- _Exercise goal_:
Lines with the word "kind": copy all of them from the entries below.

- _Data excerpts_:
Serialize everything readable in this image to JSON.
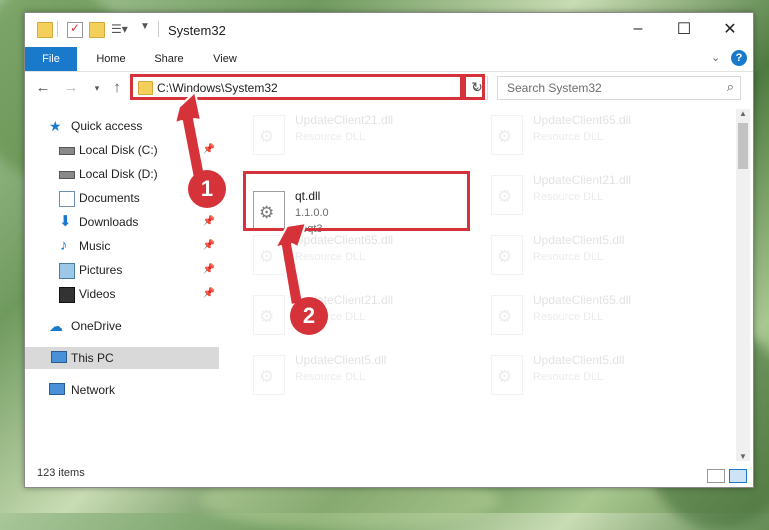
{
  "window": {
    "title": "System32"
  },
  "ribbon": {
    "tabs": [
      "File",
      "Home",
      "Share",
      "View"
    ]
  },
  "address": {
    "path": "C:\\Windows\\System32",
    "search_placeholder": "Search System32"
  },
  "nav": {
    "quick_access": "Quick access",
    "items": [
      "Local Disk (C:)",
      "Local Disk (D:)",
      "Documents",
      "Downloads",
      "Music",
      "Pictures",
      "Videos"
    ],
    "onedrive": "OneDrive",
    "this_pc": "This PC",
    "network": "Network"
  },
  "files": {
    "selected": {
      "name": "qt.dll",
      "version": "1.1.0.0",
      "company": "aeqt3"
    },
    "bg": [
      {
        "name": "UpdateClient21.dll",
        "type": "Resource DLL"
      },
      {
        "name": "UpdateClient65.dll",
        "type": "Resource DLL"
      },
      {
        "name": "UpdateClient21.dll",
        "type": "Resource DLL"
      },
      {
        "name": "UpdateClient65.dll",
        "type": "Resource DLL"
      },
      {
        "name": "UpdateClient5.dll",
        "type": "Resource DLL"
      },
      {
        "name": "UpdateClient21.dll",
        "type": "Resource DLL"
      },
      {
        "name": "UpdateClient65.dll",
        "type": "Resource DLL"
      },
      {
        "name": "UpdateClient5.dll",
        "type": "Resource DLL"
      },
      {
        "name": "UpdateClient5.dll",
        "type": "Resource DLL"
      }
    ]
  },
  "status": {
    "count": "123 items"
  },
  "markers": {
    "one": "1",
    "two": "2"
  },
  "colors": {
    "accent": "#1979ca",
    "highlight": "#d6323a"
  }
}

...

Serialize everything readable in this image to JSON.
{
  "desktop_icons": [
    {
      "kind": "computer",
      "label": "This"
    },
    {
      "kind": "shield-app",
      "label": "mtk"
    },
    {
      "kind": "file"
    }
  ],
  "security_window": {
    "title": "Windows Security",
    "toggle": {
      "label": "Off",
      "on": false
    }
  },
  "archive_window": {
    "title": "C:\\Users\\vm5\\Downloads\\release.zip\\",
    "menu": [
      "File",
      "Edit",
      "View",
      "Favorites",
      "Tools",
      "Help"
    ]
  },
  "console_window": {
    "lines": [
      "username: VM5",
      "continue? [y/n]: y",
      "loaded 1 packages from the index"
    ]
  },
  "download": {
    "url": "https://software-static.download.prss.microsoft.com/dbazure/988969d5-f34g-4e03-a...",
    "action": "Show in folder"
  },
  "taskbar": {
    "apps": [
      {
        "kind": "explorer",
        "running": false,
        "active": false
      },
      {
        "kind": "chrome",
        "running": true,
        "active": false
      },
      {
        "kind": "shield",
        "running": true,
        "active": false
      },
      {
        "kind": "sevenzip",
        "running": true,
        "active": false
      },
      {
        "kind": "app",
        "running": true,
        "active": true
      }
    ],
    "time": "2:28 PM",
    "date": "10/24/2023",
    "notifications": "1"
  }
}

- _Task solution_:
      "kind": "computer",
      "kind": "shield-app",
      "kind": "file"
        "kind": "explorer",
        "kind": "chrome",
        "kind": "shield",
        "kind": "sevenzip",
        "kind": "app",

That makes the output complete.